`# Python code to demonstrate variance()` `# function on varying range of data-types` `# importing statistics module` `from` `statistics ` `import` `variance` `# importing fractions as parameter values` `from` `fractions ` `import` `Fraction as fr` `# tuple of a set of positive integers` `# numbers are spread apart but not very much` `sample1 ` `=` `(` `1` `, ` `2` `, ` `5` `, ` `4` `, ` `8` `, ` `9` `, ` `12` `)` `# tuple of a set of negative integers` `sample2 ` `=` `(` `-` `2` `, ` `-` `4` `, ` `-` `3` `, ` `-` `1` `, ` `-` `5` `, ` `-` `6` `)` `# tuple of a set of positive and negative numbers` `# data-points are spread apart considerably` `sample3 ` `=` `(` `-` `9` `, ` `-` `1` `, ` `-` `0` `, ` `2` `, ` `1` `, ` `3` `, ` `4` `, ` `19` `)` `# tuple of a set of fractional numbers` `sample4 ` `=` `(fr(` `1` `, ` `2` `), fr(` `2` `, ` `3` `), fr(` `3` `, ` `4` `),` ` ` `fr(` `5` `, ` `6` `), fr(` `7` `, ` `8` `))` `# tuple of a set of floating point values` `sample5 ` `=` `(` `1.23` `, ` `1.45` `, ` `2.1` `, ` `2.2` `, ` `1.9` `)` `# Print the variance of each samples` `print` `(` `"Variance of Sample1 is % s "` `%` `(variance(sample1)))` `print` `(` `"Variance of Sample2 is % s "` `%` `(variance(sample2)))` `print` `(` `"Variance of Sample3 is % s "` `%` `(variance(sample3)))` `print` `(` `"Variance of Sample4 is % s "` `%` `(variance(sample4)))` `print` `(` `"Variance of Sample5 is % s "` `%` `(variance(sample5)))` |

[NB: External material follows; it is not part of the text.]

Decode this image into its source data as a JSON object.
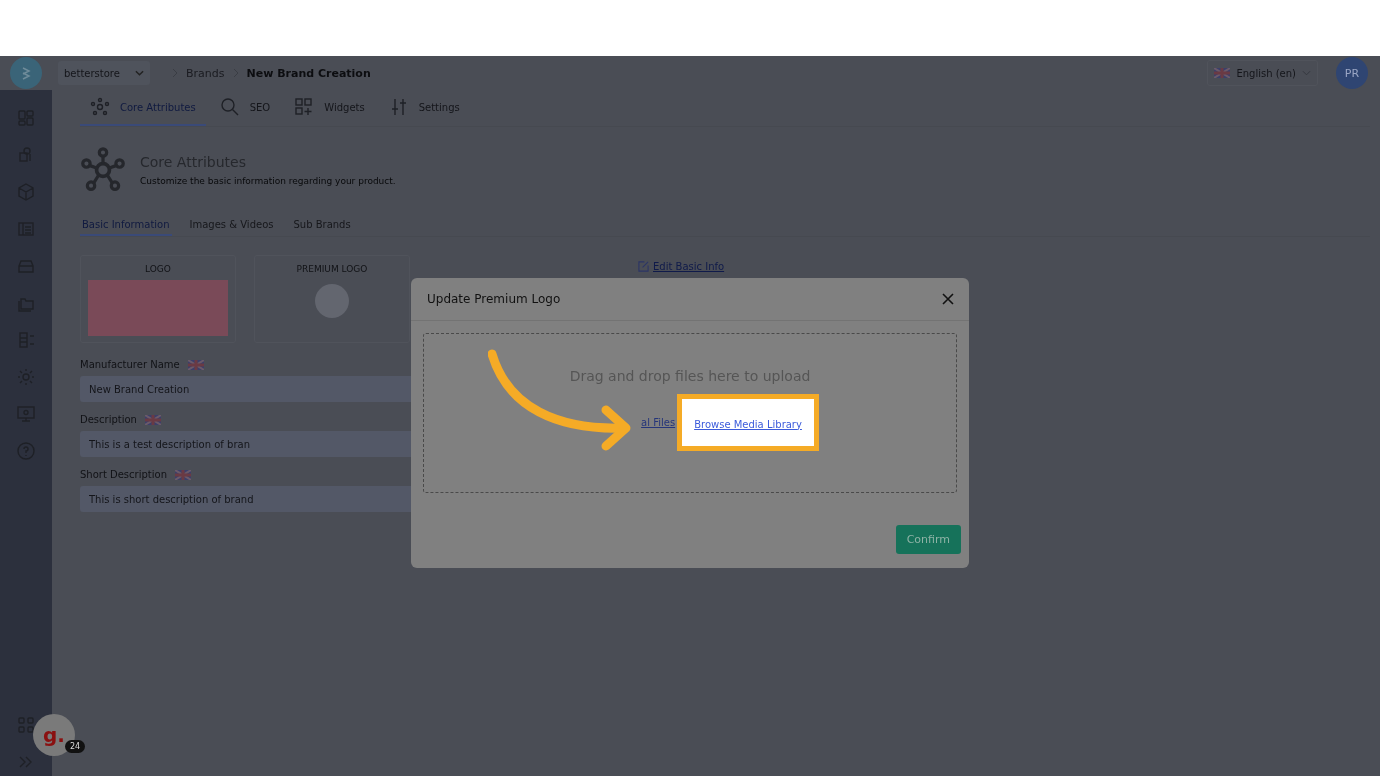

**Output:**

Variance of Sample1 is 15.80952380952381 Variance of Sample2 is 3.5 Variance of Sample3 is 61.125 Variance of Sample4 is 1/45 Variance of Sample5 is 0.17613000000000006

### Standard Deviation

It is defined as the square root of the variance. It is being calculated by finding the Mean, then subtract each number from the Mean which is also known as average and square the result. Adding all the values and then divide by the no of terms followed the square root.

where N = number of terms

u = Mean

**stdev()**** **method of the statistics module returns the standard deviation of the data. If passed argument is empty, **StatisticsError** is raised.

**Example:**

## Python3

`# Python code to demonstrate stdev()` `# function on various range of datasets` `# importing the statistics module` `from` `statistics ` `import` `stdev` `# importing fractions as parameter values` `from` `fractions ` `import` `Fraction as fr` `# creating a varying range of sample sets` `# numbers are spread apart but not very much` `sample1 ` `=` `(` `1` `, ` `2` `, ` `5` `, ` `4` `, ` `8` `, ` `9` `, ` `12` `)` `# tuple of a set of negative integers` `sample2 ` `=` `(` `-` `2` `, ` `-` `4` `, ` `-` `3` `, ` `-` `1` `, ` `-` `5` `, ` `-` `6` `)` `# tuple of a set of positive and negative numbers` `# data-points are spread apart considerably` `sample3 ` `=` `(` `-` `9` `, ` `-` `1` `, ` `-` `0` `, ` `2` `, ` `1` `, ` `3` `, ` `4` `, ` `19` `)` `# tuple of a set of floating point values` `sample4 ` `=` `(` `1.23` `, ` `1.45` `, ` `2.1` `, ` `2.2` `, ` `1.9` `)` `# Print the standard deviation of` `# following sample sets of observations` `print` `(` `"The Standard Deviation of Sample1 is % s"` ` ` `%` `(stdev(sample1)))` `print` `(` `"The Standard Deviation of Sample2 is % s"` ` ` `%` `(stdev(sample2)))` `print` `(` `"The Standard Deviation of Sample3 is % s"` ` ` `%` `(stdev(sample3)))` `print` `(` `"The Standard Deviation of Sample4 is % s"` ` ` `%` `(stdev(sample4)))` |

**Output:**

The Standard Deviation of Sample1 is 3.9761191895520196 The Standard Deviation of Sample2 is 1.8708286933869707 The Standard Deviation of Sample3 is 7.8182478855559445 The Standard Deviation of Sample4 is 0.41967844833872525

Refer to the below article to get detailed information about the Measure of variability.